● **EXERCISE INSTRUCTIONS**:
If a line includes "заголовка", copy it out of the entries.

(Saved entries)
= Beginning of Section =

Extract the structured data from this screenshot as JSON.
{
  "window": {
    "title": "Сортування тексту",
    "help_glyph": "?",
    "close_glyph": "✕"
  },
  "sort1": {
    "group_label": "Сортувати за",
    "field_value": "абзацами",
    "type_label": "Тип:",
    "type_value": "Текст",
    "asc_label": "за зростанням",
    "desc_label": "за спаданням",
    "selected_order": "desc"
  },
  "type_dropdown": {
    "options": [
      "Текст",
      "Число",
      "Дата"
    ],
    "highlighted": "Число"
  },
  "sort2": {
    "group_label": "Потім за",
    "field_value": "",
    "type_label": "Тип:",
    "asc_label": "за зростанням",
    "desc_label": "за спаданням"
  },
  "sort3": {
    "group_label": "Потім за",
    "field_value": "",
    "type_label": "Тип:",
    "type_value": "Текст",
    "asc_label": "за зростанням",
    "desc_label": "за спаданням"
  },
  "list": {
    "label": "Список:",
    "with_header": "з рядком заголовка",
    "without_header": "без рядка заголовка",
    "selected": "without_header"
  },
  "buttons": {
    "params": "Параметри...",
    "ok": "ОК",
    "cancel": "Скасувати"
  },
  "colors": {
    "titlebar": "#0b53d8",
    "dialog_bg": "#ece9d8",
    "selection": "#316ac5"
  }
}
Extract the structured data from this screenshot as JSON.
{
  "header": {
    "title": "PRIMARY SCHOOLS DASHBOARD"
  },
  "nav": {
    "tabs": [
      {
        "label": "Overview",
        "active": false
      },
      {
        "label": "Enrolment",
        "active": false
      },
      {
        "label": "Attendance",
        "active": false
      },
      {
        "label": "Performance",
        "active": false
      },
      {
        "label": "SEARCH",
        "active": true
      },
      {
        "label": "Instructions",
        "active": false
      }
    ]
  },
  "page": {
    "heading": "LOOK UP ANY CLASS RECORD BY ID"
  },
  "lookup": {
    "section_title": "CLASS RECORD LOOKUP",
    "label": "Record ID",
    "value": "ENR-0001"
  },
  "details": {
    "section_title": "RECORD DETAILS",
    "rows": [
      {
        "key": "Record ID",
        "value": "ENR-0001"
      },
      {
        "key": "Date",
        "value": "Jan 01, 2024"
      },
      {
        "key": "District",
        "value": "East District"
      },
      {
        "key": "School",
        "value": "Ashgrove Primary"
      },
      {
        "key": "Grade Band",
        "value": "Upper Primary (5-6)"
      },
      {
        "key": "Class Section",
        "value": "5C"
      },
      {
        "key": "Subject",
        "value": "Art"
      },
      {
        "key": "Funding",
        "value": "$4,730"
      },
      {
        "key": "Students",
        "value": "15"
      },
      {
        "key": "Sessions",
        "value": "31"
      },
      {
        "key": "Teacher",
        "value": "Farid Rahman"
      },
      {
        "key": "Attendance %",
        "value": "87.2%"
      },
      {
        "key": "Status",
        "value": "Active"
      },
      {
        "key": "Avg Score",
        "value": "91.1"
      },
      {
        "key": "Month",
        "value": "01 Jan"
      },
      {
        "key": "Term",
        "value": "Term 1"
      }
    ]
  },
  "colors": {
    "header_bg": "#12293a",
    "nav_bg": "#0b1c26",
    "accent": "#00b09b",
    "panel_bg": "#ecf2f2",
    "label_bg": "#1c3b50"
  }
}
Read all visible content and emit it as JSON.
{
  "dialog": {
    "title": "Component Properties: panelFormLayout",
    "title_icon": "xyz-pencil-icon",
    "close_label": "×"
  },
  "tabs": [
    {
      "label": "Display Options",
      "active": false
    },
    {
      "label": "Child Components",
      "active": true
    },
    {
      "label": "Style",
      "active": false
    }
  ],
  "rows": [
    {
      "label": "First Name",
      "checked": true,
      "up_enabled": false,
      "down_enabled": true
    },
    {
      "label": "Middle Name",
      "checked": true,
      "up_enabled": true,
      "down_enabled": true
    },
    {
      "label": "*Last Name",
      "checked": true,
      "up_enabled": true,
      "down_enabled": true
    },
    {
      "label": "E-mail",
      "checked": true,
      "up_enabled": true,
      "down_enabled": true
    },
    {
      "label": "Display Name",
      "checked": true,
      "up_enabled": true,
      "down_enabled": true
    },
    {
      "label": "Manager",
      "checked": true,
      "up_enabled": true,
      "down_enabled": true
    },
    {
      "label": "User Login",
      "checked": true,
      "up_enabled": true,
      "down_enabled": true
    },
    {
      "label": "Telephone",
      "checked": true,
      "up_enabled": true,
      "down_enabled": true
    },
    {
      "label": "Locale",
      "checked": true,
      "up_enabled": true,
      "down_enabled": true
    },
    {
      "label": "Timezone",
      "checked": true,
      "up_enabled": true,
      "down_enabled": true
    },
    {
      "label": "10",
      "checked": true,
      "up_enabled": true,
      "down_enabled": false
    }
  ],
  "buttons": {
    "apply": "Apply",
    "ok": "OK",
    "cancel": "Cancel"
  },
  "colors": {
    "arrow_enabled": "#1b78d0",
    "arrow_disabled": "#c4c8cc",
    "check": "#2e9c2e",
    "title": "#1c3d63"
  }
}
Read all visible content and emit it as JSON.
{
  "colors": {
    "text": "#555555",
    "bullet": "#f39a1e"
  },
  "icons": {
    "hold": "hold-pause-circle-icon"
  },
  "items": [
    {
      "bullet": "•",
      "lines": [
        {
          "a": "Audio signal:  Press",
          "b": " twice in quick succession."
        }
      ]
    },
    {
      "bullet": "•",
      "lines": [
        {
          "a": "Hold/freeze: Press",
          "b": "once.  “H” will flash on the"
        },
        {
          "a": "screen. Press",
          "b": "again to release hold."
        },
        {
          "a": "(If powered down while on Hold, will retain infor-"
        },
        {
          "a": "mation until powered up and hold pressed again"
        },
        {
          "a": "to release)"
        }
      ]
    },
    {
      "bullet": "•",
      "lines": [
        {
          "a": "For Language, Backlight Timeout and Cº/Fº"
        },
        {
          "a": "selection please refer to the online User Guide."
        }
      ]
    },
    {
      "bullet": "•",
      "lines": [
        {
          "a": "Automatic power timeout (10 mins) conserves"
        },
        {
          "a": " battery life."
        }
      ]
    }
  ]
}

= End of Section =

● **ANSWER TO THE PROBLEM**:
    "with_header": "з рядком заголовка",
    "without_header": "без рядка заголовка",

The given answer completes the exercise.